* WHAT THE TASK ASKS
Scan the following data for lines with "accent" and state how many there are, as a number only.

* Dataset items
▼▼▼

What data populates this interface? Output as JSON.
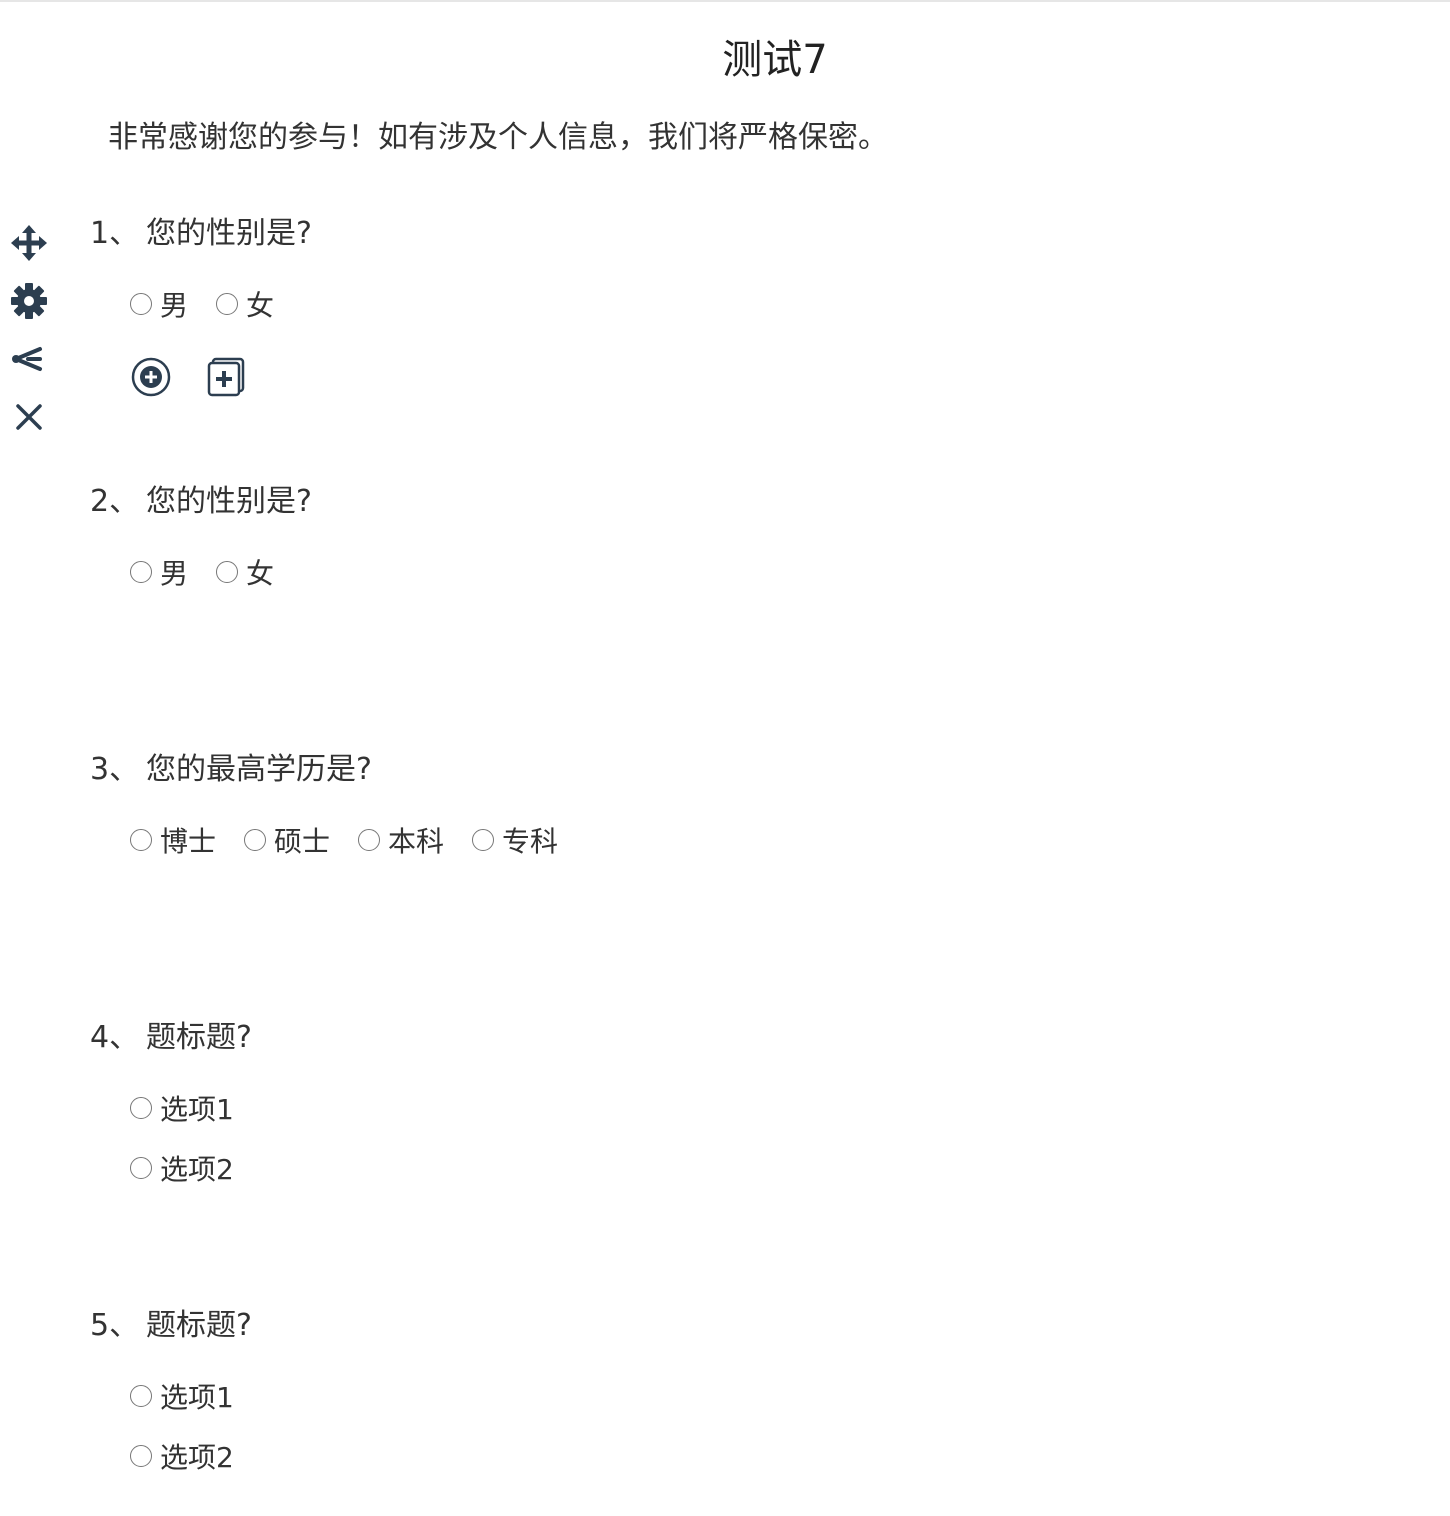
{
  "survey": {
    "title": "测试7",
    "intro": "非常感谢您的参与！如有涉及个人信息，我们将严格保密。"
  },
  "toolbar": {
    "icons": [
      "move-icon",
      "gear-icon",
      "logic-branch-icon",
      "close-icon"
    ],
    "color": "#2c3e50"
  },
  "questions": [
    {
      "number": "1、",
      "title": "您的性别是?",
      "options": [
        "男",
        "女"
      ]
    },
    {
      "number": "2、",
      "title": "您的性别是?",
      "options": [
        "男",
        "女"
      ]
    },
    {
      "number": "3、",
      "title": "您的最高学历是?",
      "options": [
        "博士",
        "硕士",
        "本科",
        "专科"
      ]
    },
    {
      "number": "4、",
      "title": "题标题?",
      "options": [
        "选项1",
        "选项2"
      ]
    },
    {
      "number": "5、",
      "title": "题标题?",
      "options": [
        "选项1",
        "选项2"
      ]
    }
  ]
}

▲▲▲
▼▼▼

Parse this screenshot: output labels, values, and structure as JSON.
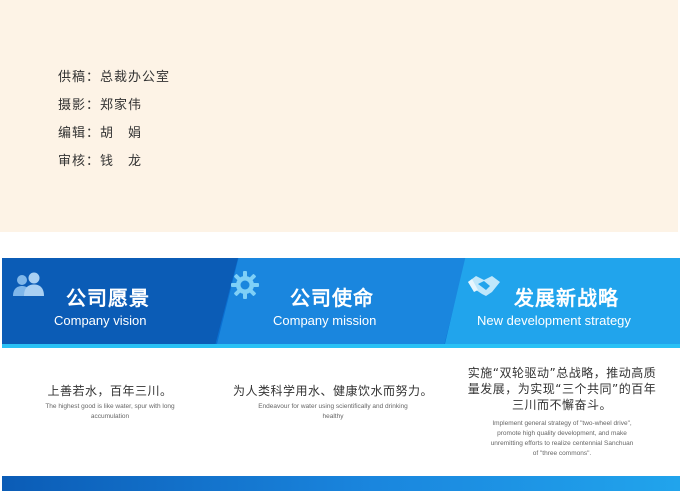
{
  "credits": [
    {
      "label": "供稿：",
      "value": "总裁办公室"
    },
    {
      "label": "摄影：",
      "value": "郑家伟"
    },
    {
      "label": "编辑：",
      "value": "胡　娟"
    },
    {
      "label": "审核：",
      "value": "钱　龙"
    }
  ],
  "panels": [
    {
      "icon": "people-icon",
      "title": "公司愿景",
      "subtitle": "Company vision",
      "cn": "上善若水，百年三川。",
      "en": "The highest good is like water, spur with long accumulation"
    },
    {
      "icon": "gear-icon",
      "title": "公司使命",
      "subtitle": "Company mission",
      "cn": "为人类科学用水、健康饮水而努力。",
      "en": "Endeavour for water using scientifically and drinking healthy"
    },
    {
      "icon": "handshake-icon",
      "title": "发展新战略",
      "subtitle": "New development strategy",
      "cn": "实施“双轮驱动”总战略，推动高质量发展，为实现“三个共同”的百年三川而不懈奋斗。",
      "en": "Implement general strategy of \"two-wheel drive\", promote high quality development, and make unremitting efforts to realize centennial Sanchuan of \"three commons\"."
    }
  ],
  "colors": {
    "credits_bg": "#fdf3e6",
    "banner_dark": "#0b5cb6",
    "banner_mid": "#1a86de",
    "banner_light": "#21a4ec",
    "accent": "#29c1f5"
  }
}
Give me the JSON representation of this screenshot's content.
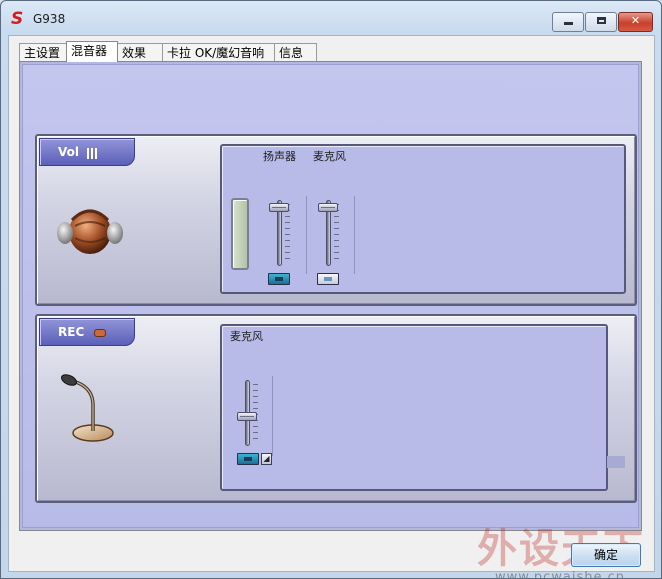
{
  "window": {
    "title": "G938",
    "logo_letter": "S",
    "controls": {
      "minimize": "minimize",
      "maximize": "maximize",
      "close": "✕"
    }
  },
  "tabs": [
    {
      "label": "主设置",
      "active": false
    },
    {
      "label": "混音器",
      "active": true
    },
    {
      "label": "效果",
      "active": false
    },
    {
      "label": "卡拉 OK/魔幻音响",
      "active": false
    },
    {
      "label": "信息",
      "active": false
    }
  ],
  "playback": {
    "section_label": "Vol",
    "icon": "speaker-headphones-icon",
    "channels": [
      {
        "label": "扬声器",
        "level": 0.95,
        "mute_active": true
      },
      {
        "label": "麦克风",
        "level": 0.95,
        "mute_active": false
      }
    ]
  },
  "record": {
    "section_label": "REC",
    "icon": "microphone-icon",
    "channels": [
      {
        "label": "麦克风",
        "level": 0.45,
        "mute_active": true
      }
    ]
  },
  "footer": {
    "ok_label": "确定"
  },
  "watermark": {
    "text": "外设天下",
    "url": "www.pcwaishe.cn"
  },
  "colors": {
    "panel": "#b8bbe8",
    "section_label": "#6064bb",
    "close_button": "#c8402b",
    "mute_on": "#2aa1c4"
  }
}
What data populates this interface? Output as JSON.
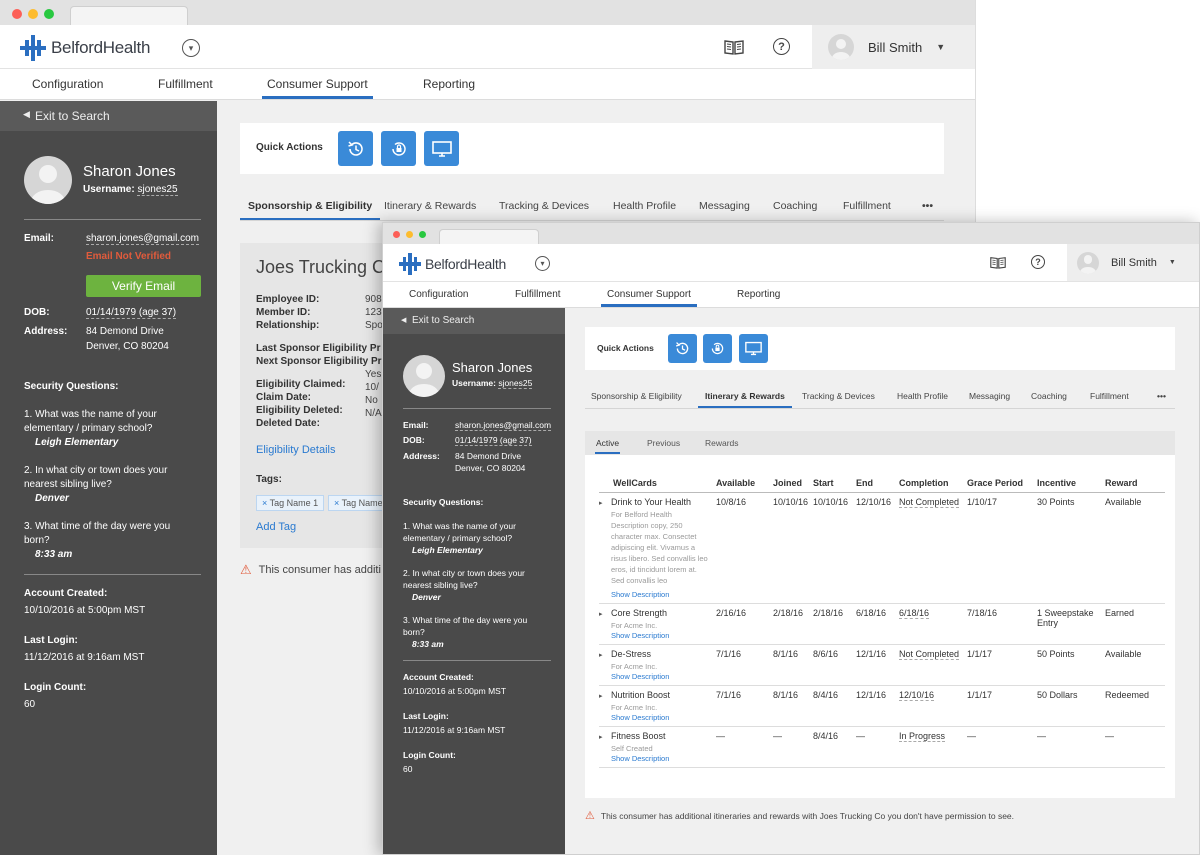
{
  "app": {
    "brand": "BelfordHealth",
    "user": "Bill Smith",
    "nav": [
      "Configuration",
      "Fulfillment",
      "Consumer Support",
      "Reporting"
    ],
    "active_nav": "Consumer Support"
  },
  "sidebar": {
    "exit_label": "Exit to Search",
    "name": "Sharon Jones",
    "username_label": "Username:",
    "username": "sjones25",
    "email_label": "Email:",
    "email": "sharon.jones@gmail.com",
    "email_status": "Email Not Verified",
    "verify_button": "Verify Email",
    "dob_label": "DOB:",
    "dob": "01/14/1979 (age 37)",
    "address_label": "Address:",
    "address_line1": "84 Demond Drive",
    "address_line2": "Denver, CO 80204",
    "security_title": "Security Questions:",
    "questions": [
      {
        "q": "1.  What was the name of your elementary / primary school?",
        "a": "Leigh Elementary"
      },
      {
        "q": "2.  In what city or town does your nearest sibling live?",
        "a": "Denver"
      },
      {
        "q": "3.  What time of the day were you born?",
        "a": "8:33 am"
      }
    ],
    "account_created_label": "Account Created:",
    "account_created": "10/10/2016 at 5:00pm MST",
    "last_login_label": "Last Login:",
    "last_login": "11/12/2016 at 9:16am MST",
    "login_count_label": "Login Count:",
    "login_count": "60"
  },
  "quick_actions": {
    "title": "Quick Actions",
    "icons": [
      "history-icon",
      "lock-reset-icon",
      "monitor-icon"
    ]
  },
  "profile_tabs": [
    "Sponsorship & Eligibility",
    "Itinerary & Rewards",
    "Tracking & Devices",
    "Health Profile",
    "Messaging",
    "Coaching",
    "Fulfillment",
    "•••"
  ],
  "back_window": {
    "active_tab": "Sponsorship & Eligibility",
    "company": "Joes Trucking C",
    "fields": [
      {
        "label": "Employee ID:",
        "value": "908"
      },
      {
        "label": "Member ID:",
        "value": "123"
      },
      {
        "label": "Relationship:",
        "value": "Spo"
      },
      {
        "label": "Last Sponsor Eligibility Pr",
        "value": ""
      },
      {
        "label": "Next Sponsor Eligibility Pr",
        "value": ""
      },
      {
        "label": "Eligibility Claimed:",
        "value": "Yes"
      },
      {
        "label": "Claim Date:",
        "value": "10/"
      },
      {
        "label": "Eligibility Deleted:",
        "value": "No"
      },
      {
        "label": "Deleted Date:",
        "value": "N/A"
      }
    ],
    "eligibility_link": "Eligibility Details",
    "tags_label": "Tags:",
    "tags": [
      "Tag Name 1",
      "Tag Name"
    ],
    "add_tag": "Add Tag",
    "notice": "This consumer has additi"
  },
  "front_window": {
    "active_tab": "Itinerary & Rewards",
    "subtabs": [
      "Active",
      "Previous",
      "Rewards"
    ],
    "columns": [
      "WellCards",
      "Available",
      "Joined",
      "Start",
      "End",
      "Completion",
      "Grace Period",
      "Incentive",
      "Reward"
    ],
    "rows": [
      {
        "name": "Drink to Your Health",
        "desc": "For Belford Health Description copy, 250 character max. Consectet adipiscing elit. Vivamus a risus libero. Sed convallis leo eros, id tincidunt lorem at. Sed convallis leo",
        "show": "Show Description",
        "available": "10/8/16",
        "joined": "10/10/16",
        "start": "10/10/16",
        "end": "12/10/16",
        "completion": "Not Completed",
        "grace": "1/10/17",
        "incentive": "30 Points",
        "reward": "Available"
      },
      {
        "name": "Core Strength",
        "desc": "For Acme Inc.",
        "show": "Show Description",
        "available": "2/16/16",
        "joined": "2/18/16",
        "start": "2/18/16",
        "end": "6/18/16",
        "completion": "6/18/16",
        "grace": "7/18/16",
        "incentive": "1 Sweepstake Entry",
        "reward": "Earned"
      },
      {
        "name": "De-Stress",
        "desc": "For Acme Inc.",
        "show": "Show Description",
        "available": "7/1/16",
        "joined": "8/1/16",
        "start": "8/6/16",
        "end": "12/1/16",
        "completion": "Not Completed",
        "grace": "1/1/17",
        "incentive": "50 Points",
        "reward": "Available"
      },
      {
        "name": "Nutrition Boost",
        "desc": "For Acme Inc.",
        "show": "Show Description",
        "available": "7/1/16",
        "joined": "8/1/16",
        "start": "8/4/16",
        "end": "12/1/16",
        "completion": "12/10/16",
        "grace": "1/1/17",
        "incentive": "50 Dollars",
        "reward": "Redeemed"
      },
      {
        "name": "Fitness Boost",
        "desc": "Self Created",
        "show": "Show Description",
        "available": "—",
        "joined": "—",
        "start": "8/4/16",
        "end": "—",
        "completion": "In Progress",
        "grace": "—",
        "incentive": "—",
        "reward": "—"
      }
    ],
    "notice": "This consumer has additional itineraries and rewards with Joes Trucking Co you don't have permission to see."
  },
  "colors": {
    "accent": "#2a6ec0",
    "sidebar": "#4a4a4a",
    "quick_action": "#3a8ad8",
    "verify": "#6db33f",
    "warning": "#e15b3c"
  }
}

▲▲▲
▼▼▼

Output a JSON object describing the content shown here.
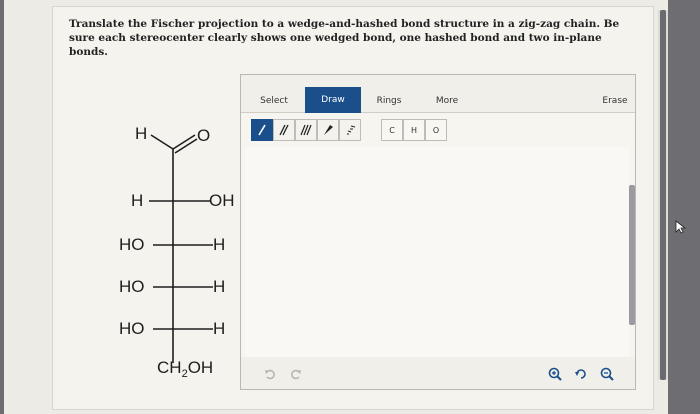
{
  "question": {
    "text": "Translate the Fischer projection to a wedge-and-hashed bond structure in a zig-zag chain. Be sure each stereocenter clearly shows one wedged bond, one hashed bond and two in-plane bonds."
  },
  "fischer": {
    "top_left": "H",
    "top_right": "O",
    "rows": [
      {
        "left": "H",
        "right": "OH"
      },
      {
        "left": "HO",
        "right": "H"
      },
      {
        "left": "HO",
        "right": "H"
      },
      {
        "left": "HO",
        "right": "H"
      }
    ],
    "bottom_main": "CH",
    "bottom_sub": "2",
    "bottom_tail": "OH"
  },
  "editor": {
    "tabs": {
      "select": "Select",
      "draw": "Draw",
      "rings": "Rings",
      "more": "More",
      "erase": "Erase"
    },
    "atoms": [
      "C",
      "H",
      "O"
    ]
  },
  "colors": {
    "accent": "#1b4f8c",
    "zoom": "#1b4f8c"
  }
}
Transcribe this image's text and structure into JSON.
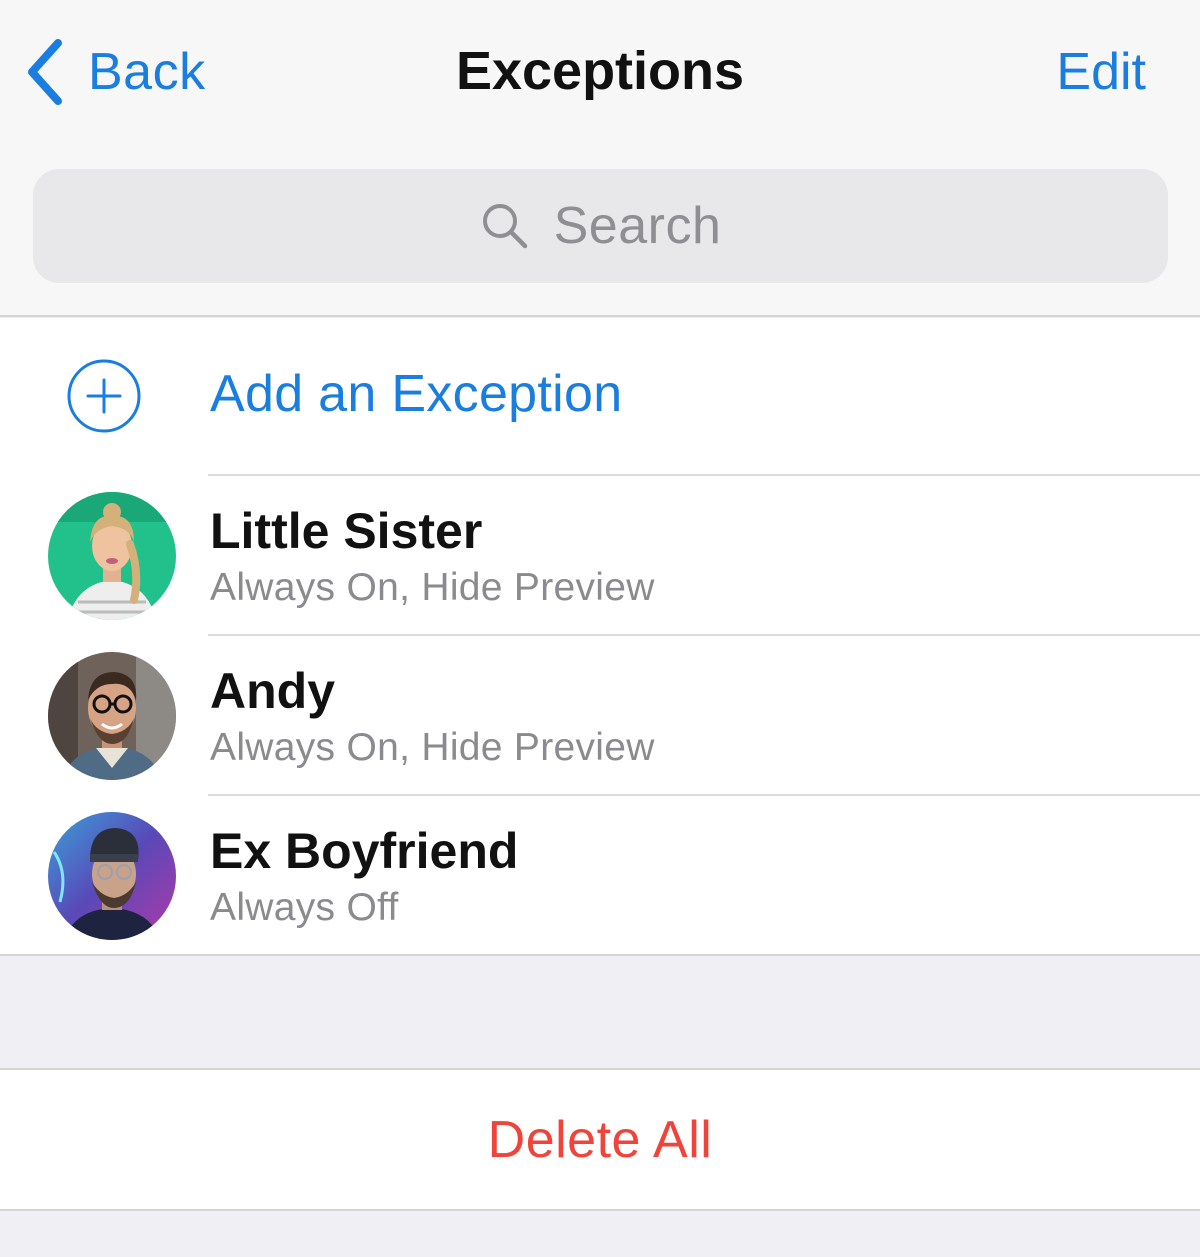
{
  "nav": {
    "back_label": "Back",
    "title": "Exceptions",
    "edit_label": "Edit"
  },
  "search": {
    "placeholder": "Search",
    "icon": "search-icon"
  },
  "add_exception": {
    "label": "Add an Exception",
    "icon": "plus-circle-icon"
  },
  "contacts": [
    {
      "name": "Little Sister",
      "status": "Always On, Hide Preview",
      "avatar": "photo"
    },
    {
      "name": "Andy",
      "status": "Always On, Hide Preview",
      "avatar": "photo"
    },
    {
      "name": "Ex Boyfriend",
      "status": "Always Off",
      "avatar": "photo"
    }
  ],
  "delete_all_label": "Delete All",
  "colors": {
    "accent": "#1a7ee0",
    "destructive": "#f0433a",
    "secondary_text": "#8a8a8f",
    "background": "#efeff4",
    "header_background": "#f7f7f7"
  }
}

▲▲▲

* SOLUTION FOR THIS EXERCISE
4